The influence of corporations on our lives, the planet and all species is immense. Since the sole obligation for corporations is making profits for their shareholders, economic growth is obviously critical to their survival – yet this is provoking climate change and biodiversity loss at an ever-accelerating rate. Therefore we need to question the corporation as an entity and as an operator.
A brief history:
Corporations began in the UK several centuries ago as not-for-profit entities such as churches, schools or hospitals. Businesses were then cooperatives and partnerships with no legal identity of their own and all participants were responsible for decisions and actions. However, this changed when the partners in the East India Company, formed by Royal Charter in 1600 to have a monopoly on trade in ‘The Indies’, decided to sell their stock to the company and receive a ‘share’ instead. This meant that they were no longer responsible for the actions of the company, which then began to trade this stock for profit, and the profits were distributed among the shareholders. The company thus quietly became a for-profit entity separate from all the people involved in it. All this was done by the stockholders without consultation with, or consent from, any authority.

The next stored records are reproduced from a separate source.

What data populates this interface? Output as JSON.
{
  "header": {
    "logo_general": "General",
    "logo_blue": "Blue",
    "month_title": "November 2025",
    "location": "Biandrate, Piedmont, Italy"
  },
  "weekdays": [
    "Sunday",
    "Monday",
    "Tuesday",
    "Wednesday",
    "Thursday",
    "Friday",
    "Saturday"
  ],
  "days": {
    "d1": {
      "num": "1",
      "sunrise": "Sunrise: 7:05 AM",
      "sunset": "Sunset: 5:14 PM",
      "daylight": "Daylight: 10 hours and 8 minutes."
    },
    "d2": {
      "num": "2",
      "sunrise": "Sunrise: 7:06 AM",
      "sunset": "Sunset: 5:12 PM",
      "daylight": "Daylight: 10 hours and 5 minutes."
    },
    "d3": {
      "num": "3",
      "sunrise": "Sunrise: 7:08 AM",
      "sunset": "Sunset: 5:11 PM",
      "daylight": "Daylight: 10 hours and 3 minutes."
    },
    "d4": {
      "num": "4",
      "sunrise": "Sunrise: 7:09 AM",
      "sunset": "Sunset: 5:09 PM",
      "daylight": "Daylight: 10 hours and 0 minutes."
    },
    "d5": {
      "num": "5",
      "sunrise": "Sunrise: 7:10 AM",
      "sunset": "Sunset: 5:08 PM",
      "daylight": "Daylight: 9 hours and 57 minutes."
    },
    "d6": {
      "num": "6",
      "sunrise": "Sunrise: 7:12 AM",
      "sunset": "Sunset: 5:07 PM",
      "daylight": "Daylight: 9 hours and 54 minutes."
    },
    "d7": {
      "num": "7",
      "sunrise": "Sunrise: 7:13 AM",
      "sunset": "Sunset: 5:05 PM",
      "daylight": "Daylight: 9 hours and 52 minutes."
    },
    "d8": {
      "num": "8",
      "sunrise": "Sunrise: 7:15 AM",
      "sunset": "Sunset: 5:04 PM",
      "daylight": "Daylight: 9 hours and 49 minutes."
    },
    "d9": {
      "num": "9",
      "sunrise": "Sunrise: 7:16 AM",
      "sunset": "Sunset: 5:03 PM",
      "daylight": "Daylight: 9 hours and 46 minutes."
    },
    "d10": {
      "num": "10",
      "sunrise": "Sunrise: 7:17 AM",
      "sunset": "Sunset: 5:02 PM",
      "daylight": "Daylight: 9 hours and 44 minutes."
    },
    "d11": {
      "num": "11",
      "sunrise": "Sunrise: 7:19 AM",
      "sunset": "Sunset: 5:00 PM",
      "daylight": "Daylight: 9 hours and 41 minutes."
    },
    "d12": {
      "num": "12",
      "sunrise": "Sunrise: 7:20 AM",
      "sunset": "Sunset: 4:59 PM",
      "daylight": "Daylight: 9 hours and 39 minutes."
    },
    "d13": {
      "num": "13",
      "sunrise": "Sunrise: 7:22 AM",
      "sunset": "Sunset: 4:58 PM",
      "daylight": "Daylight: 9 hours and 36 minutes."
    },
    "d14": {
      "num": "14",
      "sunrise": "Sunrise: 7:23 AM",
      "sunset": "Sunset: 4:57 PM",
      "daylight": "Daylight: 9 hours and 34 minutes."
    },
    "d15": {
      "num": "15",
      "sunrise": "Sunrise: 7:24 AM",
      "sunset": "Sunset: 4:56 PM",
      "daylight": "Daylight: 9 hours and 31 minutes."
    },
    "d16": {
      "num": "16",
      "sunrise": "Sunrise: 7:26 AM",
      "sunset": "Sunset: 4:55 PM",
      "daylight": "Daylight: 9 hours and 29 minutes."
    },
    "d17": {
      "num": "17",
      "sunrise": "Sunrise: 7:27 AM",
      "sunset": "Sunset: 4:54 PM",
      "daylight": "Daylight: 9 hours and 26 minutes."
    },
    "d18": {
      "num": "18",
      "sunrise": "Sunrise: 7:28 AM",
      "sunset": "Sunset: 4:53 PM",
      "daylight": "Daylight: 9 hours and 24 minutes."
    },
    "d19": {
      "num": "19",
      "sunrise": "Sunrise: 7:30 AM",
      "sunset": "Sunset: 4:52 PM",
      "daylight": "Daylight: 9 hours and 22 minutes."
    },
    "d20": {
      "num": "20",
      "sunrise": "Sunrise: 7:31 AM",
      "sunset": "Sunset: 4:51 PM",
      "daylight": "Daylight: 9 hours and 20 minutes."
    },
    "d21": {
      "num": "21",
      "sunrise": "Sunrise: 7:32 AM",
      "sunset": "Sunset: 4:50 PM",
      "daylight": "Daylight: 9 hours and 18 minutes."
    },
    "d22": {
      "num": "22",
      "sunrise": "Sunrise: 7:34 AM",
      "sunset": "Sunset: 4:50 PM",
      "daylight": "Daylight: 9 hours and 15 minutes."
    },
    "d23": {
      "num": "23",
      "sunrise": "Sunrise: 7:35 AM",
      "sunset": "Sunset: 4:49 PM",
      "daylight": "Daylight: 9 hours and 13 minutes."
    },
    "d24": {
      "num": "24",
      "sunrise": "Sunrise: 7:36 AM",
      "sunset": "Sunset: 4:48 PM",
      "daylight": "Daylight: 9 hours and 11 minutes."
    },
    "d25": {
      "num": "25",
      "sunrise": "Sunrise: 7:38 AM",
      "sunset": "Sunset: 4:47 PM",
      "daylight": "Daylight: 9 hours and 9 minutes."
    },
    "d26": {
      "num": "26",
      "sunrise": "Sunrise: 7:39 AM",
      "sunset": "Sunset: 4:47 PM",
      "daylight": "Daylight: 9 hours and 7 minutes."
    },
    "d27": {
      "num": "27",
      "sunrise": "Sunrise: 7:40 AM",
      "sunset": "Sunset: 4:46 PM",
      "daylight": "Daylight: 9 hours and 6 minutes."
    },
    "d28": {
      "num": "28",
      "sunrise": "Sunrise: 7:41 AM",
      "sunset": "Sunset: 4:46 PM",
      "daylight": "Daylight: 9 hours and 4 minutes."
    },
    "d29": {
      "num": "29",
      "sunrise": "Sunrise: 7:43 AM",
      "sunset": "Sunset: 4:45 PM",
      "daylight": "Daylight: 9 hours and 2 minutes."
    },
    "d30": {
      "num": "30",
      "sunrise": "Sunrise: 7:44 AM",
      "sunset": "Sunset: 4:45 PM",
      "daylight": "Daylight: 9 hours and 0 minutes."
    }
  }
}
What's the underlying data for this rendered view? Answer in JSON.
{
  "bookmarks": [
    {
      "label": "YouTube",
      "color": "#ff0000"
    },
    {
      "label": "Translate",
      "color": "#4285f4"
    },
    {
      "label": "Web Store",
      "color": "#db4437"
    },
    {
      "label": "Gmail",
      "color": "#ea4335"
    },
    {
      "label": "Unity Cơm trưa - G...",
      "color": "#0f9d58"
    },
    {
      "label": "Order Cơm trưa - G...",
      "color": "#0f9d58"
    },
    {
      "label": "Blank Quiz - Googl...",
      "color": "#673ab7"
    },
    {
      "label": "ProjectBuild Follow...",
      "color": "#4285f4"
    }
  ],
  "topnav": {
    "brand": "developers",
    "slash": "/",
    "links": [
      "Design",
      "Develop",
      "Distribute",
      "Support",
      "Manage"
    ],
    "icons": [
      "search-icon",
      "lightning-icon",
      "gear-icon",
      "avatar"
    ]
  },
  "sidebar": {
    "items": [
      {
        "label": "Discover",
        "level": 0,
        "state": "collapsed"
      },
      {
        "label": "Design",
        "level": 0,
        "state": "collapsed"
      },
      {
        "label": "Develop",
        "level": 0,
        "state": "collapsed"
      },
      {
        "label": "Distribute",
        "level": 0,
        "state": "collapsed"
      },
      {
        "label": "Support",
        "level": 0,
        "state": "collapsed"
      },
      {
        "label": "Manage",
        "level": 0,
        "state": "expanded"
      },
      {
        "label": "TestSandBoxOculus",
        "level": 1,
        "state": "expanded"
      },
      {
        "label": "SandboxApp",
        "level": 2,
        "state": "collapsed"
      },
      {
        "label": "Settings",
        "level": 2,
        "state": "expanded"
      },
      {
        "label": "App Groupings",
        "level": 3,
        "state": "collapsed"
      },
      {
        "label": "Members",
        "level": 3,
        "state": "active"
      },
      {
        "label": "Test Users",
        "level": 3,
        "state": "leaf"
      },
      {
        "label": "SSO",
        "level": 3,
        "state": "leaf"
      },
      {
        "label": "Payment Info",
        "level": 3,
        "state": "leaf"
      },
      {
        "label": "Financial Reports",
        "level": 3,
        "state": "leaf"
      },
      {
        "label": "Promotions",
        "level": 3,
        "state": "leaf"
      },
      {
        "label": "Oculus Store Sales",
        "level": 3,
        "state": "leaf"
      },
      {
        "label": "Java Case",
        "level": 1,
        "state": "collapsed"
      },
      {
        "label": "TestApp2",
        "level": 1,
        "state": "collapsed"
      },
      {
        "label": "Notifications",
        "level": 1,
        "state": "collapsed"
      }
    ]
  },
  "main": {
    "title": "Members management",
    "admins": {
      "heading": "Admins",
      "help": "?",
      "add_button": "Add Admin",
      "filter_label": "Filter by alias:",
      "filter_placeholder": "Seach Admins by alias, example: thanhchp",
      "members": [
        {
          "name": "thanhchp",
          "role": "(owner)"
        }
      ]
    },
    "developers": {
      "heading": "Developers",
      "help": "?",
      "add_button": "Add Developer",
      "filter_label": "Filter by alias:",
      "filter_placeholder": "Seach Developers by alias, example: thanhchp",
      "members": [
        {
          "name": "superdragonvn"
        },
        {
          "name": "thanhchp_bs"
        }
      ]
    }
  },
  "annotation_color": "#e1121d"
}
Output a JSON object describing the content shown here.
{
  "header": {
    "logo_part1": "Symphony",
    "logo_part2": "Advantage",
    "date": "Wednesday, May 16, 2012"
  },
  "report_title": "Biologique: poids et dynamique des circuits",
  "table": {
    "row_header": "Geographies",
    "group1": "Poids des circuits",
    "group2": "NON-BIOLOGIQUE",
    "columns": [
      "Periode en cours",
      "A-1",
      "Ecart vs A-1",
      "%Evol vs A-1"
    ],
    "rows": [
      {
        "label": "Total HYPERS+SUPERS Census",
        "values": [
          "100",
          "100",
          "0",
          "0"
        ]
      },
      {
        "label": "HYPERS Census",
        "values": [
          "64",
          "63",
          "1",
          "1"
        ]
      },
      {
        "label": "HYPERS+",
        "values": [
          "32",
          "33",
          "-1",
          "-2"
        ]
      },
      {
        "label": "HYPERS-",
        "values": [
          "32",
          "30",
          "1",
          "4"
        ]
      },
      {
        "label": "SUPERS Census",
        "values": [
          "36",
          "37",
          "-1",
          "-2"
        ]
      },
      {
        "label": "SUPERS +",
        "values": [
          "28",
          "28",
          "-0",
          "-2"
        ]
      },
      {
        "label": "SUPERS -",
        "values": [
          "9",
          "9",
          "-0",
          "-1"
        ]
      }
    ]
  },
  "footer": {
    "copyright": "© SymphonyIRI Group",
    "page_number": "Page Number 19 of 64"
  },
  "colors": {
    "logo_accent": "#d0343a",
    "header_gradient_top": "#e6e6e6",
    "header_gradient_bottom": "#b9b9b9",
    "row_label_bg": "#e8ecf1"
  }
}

Following this development, a number of new corporations with trading monopolies in different regions were formed by trade associations. They include the Hudson’s Bay Company and the South Sea Company.
In 1844 the joint Stock Companies Act in the UK granted corporations similar rights to those of human persons. Thus they became – and continue to be - legal persons enjoying a number of human rights. Then in 1855 an act was passed that granted limited liability to corporations, so that shareholders were only responsible for the amount they had paid for their shares. Hence the use of the word ‘limited’ or ltd.
For more detail about what Corporations are; where they have come from; and how they became so powerful see Who’s in Charge?